like memory
adjusted her hat paused to the brim
her cheeked softcoined to its lapidairy
consent
unhooked by the this of thatings. come caper all ye gathers.

2007/03/03

tzara\ notes and

 and “I’ll never be more than a mere poetic bug, a fragment of poetry.” interesting quote from the guy who authored so many book s and
to continue for a guy GASTON MIRON NOT Tzaara


who wrote so many books garnering so many prise and such acclaim, Eh/
what are the poltiics of literary recognition? what is its economy?
who pay them? do you? do they pay you?
readers ought to Be Paid
As Analysands Ought to be Paid suggested Felix Guattari in an essay of his found in the Guattari reader
translated by Gary Genosko Canadian sociologist and student
of Guattari



--------------------------------------- Down here I am speaking of Tristan Tzara Above I was
alluding to Gason Miron.I read his poetry en Francais one night to
Caroline. She wept. I wanted to make love with her,
bt maybe more her sister Mary-Lou.

1940-44
: poursuivi par le régime de Vichy à Sanary et
par la gestapo à Aix-en-Provence, Tzara passe deux ans dans la clandestinité
à Souillac, où il collabore à des périodiques
issus de la Résistance.


Tristan Tzara, Le Surréalisme et l'après-guerre (Paris, 1948)



Le surréalisme et l'après-guerre

by Tristan Tzara

  • Language: French Type: Book
  • Publisher: Paris : Editions Nagel, [1966]
this is not the edition I've in my possession but it is the Same Text,the Very Same. Imagine th a.t.


=============

InterView

I__ How did you come on this wonderous books? you possess?

C_ in my travels I bought them compelled by a furor I didnt understand nor no need to , but a merely strong overUrged Need To ReadGrabEat Bookwords.

This become likewise a mouth to speak la PenSee to speak LaBouche comme Tzara avait dits.

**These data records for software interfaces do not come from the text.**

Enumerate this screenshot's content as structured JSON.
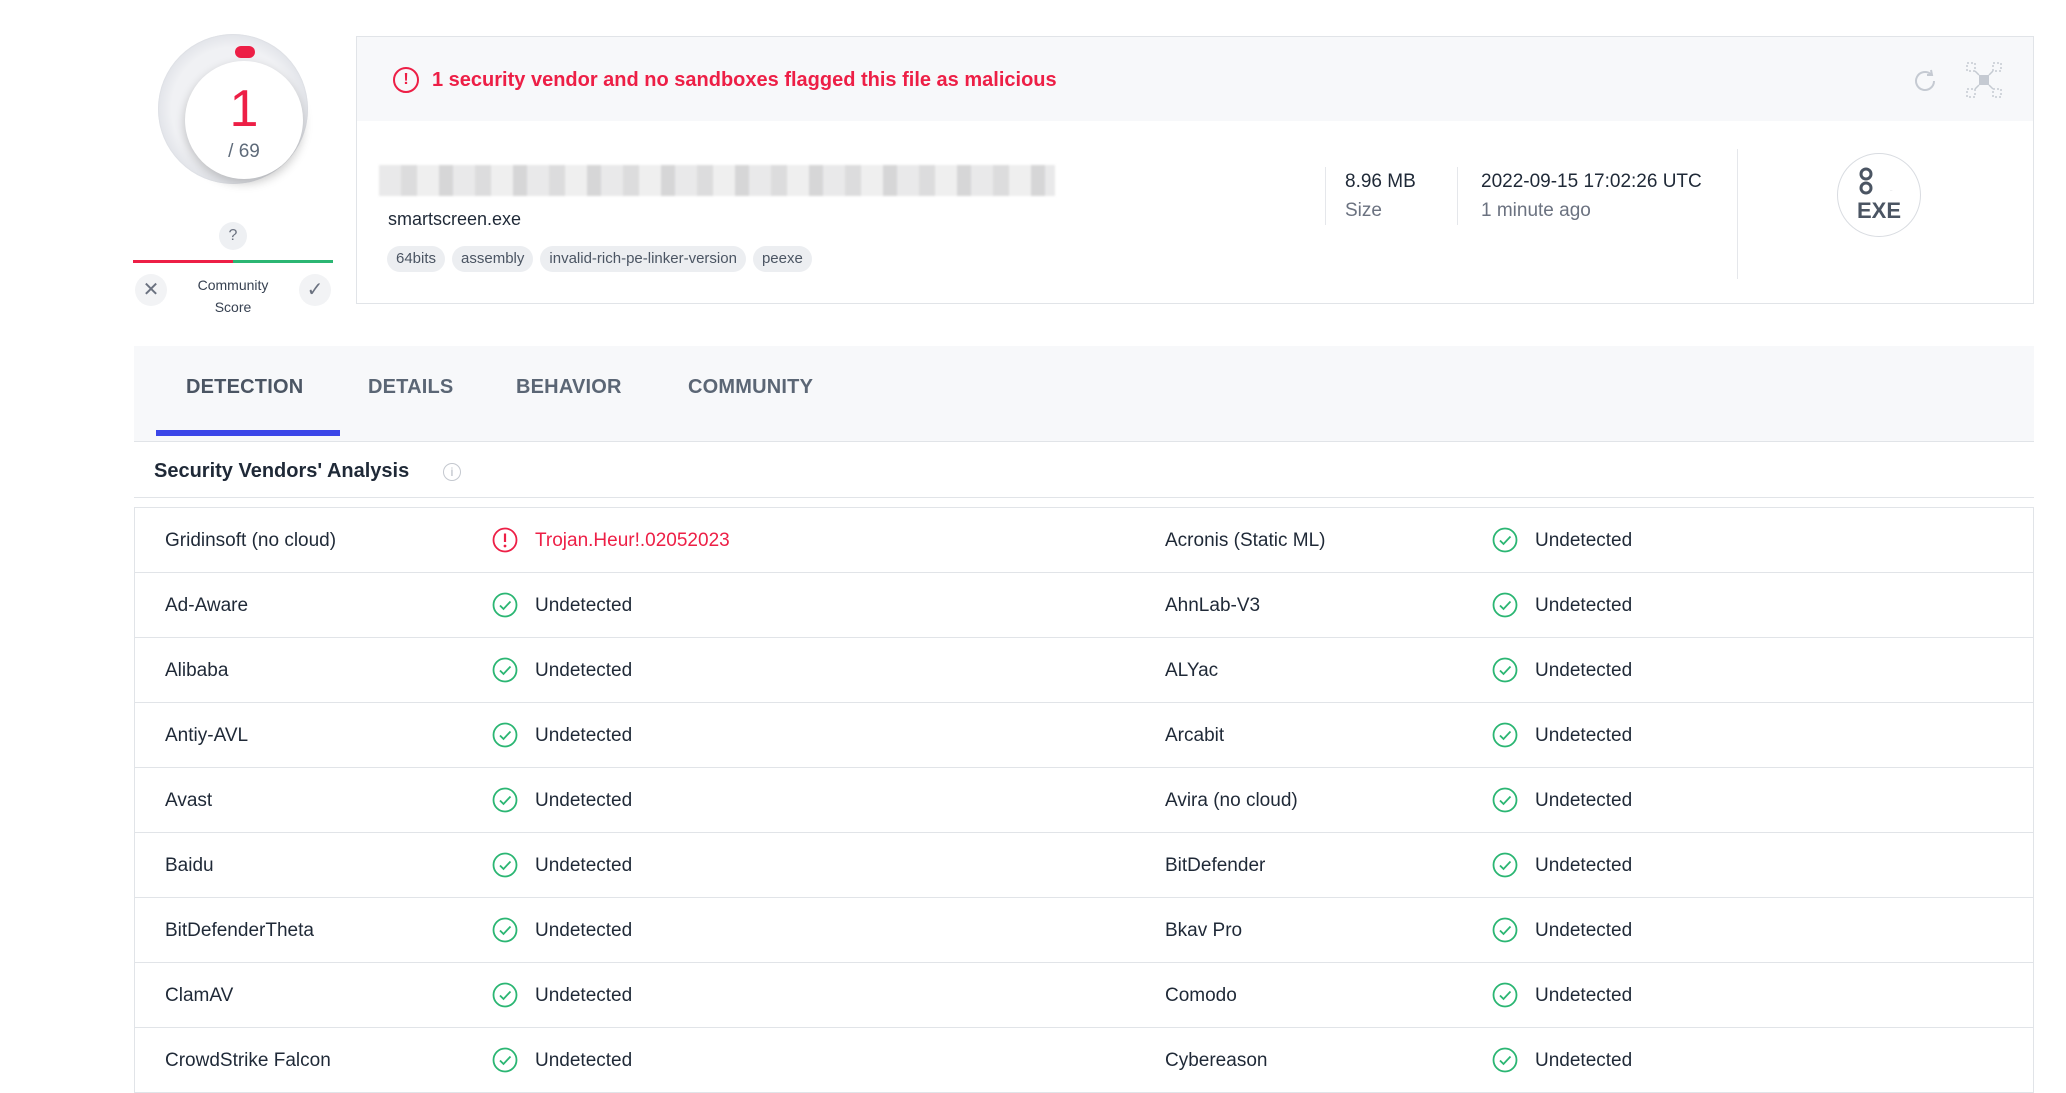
{
  "score": {
    "detections": "1",
    "total": "/ 69"
  },
  "community": {
    "question": "?",
    "label_line1": "Community",
    "label_line2": "Score",
    "x": "✕",
    "check": "✓"
  },
  "alert": {
    "text": "1 security vendor and no sandboxes flagged this file as malicious",
    "icon": "!"
  },
  "file": {
    "name": "smartscreen.exe",
    "tags": [
      "64bits",
      "assembly",
      "invalid-rich-pe-linker-version",
      "peexe"
    ],
    "size_value": "8.96 MB",
    "size_label": "Size",
    "date_value": "2022-09-15 17:02:26 UTC",
    "date_label": "1 minute ago",
    "type_badge": "EXE"
  },
  "tabs": [
    "DETECTION",
    "DETAILS",
    "BEHAVIOR",
    "COMMUNITY"
  ],
  "section": {
    "title": "Security Vendors' Analysis",
    "info": "i"
  },
  "colors": {
    "malicious": "#ed1f46",
    "clean": "#2bb673",
    "accent": "#3b46e8"
  },
  "vendors": [
    {
      "left_name": "Gridinsoft (no cloud)",
      "left_result": "Trojan.Heur!.02052023",
      "left_status": "malicious",
      "right_name": "Acronis (Static ML)",
      "right_result": "Undetected",
      "right_status": "clean"
    },
    {
      "left_name": "Ad-Aware",
      "left_result": "Undetected",
      "left_status": "clean",
      "right_name": "AhnLab-V3",
      "right_result": "Undetected",
      "right_status": "clean"
    },
    {
      "left_name": "Alibaba",
      "left_result": "Undetected",
      "left_status": "clean",
      "right_name": "ALYac",
      "right_result": "Undetected",
      "right_status": "clean"
    },
    {
      "left_name": "Antiy-AVL",
      "left_result": "Undetected",
      "left_status": "clean",
      "right_name": "Arcabit",
      "right_result": "Undetected",
      "right_status": "clean"
    },
    {
      "left_name": "Avast",
      "left_result": "Undetected",
      "left_status": "clean",
      "right_name": "Avira (no cloud)",
      "right_result": "Undetected",
      "right_status": "clean"
    },
    {
      "left_name": "Baidu",
      "left_result": "Undetected",
      "left_status": "clean",
      "right_name": "BitDefender",
      "right_result": "Undetected",
      "right_status": "clean"
    },
    {
      "left_name": "BitDefenderTheta",
      "left_result": "Undetected",
      "left_status": "clean",
      "right_name": "Bkav Pro",
      "right_result": "Undetected",
      "right_status": "clean"
    },
    {
      "left_name": "ClamAV",
      "left_result": "Undetected",
      "left_status": "clean",
      "right_name": "Comodo",
      "right_result": "Undetected",
      "right_status": "clean"
    },
    {
      "left_name": "CrowdStrike Falcon",
      "left_result": "Undetected",
      "left_status": "clean",
      "right_name": "Cybereason",
      "right_result": "Undetected",
      "right_status": "clean"
    }
  ]
}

2007/03/02

Poetic theory Of interconnectedNess works Johnny Ranger 1998-2003

`

DyNaMiC ConSTelLations

as web art and other meet over bush of the viewn & seen
one language is complicated over richness its diverse
is plenum . all start again

'cynicalism damage perception'
dont let it get you'


Instead in it pla ce
their BeauTiFul BoDies Shall AdOrE


.

2007/03/01

for today

500 Years of Female Portraits in Western A


Nigel Terry playing Caravaggio in Jarman's film about the 16th century master